As you determine the planned areas for optimization and improvement, consider what your patients will require from your IT system. In different markets with different demographics, patients require varying levels of sophistication from their healthcare provider in terms of technology engagement. While a majority of patients in San Francisco might expect the latest and greatest technology, patients in a more rural area might not be ready to use online scheduling or bill pay.
Of course, there are already quite a few external forces affecting your optimization effort even before considering patient requirements – Stage 2 of meaningful use, ACO formation, physician requests, and patient-centered medical home accreditation all impact numerous work flows relating to the EHR. These requirements alone are enough to keep IT departments busy and optimization efforts jam-packed.
Meanwhile, patients are becoming more selective about their choice of local healthcare provider with the help of HCAPS patient satisfaction scores, social media, and increased competition between organizations. Incorporating their requirements into your optimization plan is paramount to staying competitive. Reaching out to patients through social media can be a great way to receive feedback on your existing IT systems and planned functionality changes. Even the IT department by itself can engage patients by creating a focus group or forming a patient input panel with community leaders and patients.
Many optimization programs add functionality for patients to use, including secure messaging, online refill requests, and self-scheduling. How will you market these tools to your patients, and how will you engage them in their continued use? Meaningful use Stage 2 for eligible professionals requires that at least 5% of patients use secure messaging and that 5% of patients download or transmit their health information to a third party. Simply turning these functionalities on is not enough – patients need to be educated on their use.
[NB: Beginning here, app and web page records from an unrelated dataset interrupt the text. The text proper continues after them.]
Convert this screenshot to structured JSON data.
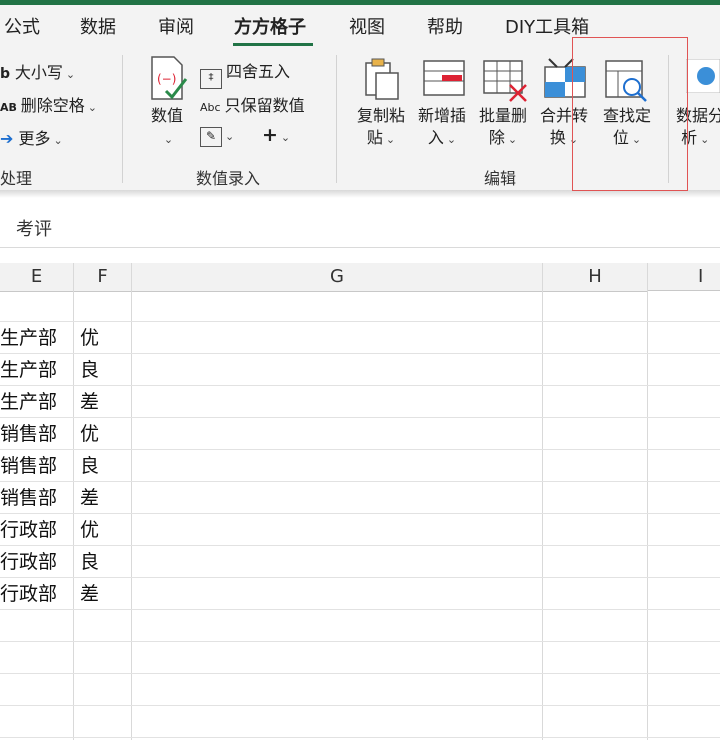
{
  "tabs": [
    {
      "label": "公式",
      "active": false
    },
    {
      "label": "数据",
      "active": false
    },
    {
      "label": "审阅",
      "active": false
    },
    {
      "label": "方方格子",
      "active": true
    },
    {
      "label": "视图",
      "active": false
    },
    {
      "label": "帮助",
      "active": false
    },
    {
      "label": "DIY工具箱",
      "active": false
    }
  ],
  "ribbon": {
    "text_group": {
      "case_label": "大小写",
      "remove_space_label": "删除空格",
      "more_label": "更多",
      "group_label": "处理"
    },
    "number_group": {
      "value_label": "数值",
      "round_label": "四舍五入",
      "keep_value_label": "只保留数值",
      "group_label": "数值录入"
    },
    "edit_group": {
      "copy_paste_label": [
        "复制粘",
        "贴"
      ],
      "insert_label": [
        "新增插",
        "入"
      ],
      "batch_delete_label": [
        "批量删",
        "除"
      ],
      "merge_label": [
        "合并转",
        "换"
      ],
      "find_label": [
        "查找定",
        "位"
      ],
      "group_label": "编辑"
    },
    "data_analysis_label": [
      "数据分",
      "析"
    ]
  },
  "formula_bar": {
    "text": "考评"
  },
  "columns": [
    "E",
    "F",
    "G",
    "H",
    "I"
  ],
  "rows": [
    {
      "e": "",
      "f": ""
    },
    {
      "e": "生产部",
      "f": "优"
    },
    {
      "e": "生产部",
      "f": "良"
    },
    {
      "e": "生产部",
      "f": "差"
    },
    {
      "e": "销售部",
      "f": "优"
    },
    {
      "e": "销售部",
      "f": "良"
    },
    {
      "e": "销售部",
      "f": "差"
    },
    {
      "e": "行政部",
      "f": "优"
    },
    {
      "e": "行政部",
      "f": "良"
    },
    {
      "e": "行政部",
      "f": "差"
    }
  ],
  "colors": {
    "accent": "#217346",
    "highlight": "#e05454"
  }
}
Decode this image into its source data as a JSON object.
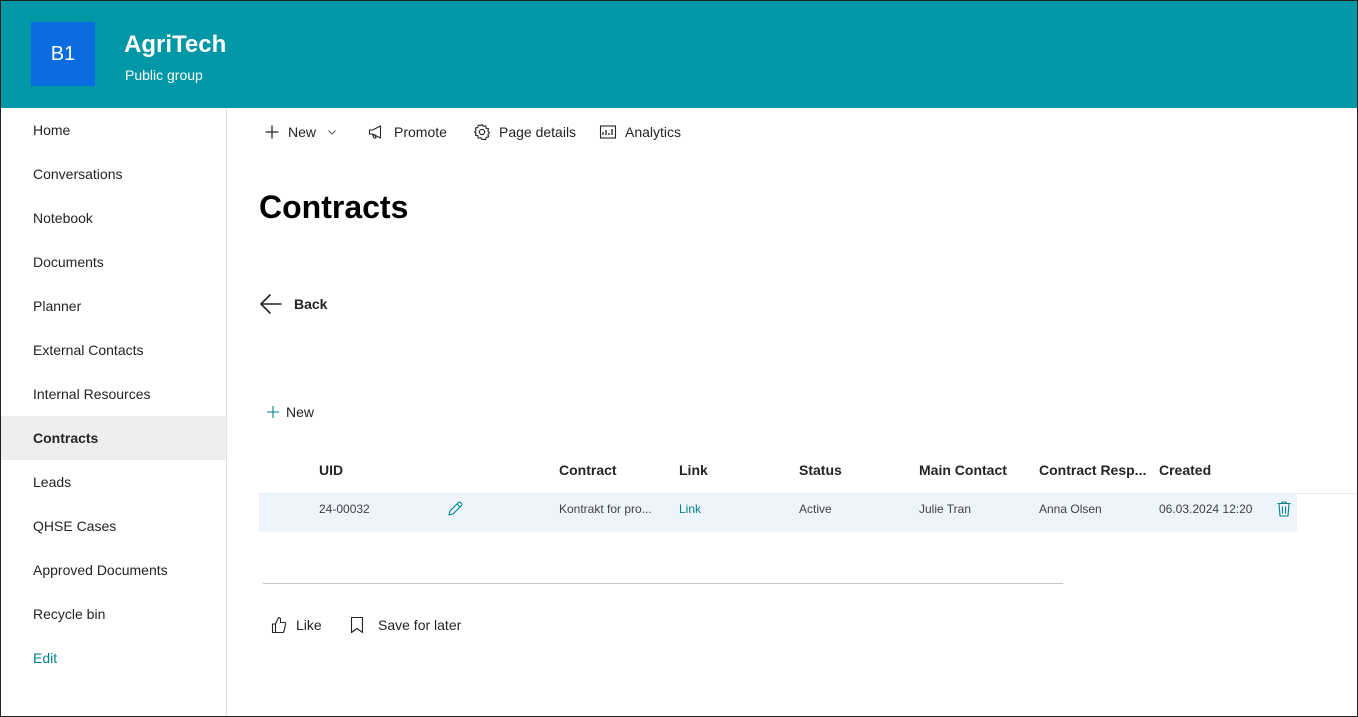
{
  "site": {
    "logo_text": "B1",
    "title": "AgriTech",
    "subtitle": "Public group",
    "header_color": "#0097a7",
    "logo_color": "#0b6be0"
  },
  "nav": {
    "items": [
      {
        "label": "Home"
      },
      {
        "label": "Conversations"
      },
      {
        "label": "Notebook"
      },
      {
        "label": "Documents"
      },
      {
        "label": "Planner"
      },
      {
        "label": "External Contacts"
      },
      {
        "label": "Internal Resources"
      },
      {
        "label": "Contracts",
        "active": true
      },
      {
        "label": "Leads"
      },
      {
        "label": "QHSE Cases"
      },
      {
        "label": "Approved Documents"
      },
      {
        "label": "Recycle bin"
      }
    ],
    "edit_label": "Edit"
  },
  "commandbar": {
    "new_label": "New",
    "promote_label": "Promote",
    "page_details_label": "Page details",
    "analytics_label": "Analytics"
  },
  "page": {
    "title": "Contracts",
    "back_label": "Back"
  },
  "list": {
    "new_label": "New",
    "columns": {
      "uid": "UID",
      "contract": "Contract",
      "link": "Link",
      "status": "Status",
      "main_contact": "Main Contact",
      "contract_resp": "Contract Resp...",
      "created": "Created"
    },
    "rows": [
      {
        "uid": "24-00032",
        "contract": "Kontrakt for pro...",
        "link": "Link",
        "status": "Active",
        "main_contact": "Julie Tran",
        "contract_resp": "Anna Olsen",
        "created": "06.03.2024 12:20"
      }
    ]
  },
  "footer": {
    "like_label": "Like",
    "save_label": "Save for later"
  },
  "icons": {
    "accent": "#038387"
  }
}
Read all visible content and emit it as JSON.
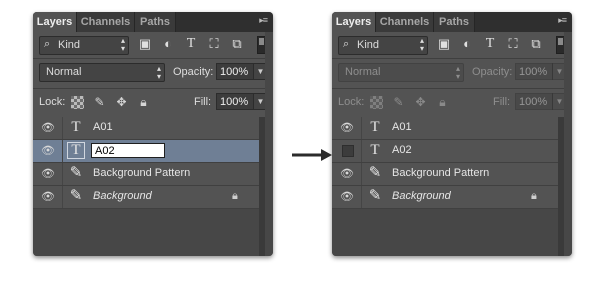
{
  "panels": [
    {
      "tabs": [
        "Layers",
        "Channels",
        "Paths"
      ],
      "filter_kind": "Kind",
      "blend_mode": "Normal",
      "opacity_label": "Opacity:",
      "opacity_value": "100%",
      "lock_label": "Lock:",
      "fill_label": "Fill:",
      "fill_value": "100%",
      "layers": [
        {
          "name": "A01",
          "visible": true,
          "icon": "type-icon"
        },
        {
          "name": "A02",
          "visible": true,
          "icon": "type-icon",
          "selected": true,
          "editing": true
        },
        {
          "name": "Background Pattern",
          "visible": true,
          "icon": "brush-icon"
        },
        {
          "name": "Background",
          "visible": true,
          "icon": "brush-icon",
          "italic": true,
          "locked": true
        }
      ]
    },
    {
      "tabs": [
        "Layers",
        "Channels",
        "Paths"
      ],
      "filter_kind": "Kind",
      "blend_mode": "Normal",
      "opacity_label": "Opacity:",
      "opacity_value": "100%",
      "lock_label": "Lock:",
      "fill_label": "Fill:",
      "fill_value": "100%",
      "layers": [
        {
          "name": "A01",
          "visible": true,
          "icon": "type-icon"
        },
        {
          "name": "A02",
          "visible": false,
          "icon": "type-icon"
        },
        {
          "name": "Background Pattern",
          "visible": true,
          "icon": "brush-icon"
        },
        {
          "name": "Background",
          "visible": true,
          "icon": "brush-icon",
          "italic": true,
          "locked": true
        }
      ]
    }
  ],
  "colors": {
    "panel_bg": "#535353",
    "selected_row": "#6f7f95",
    "tab_bar": "#2f2f2f"
  }
}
Deciding to optimize your EHR is an important step in improving the overall use and satisfaction of your organization, but don’t make the mistake of leaving out the most important stakeholder in your decision-making process – your patients.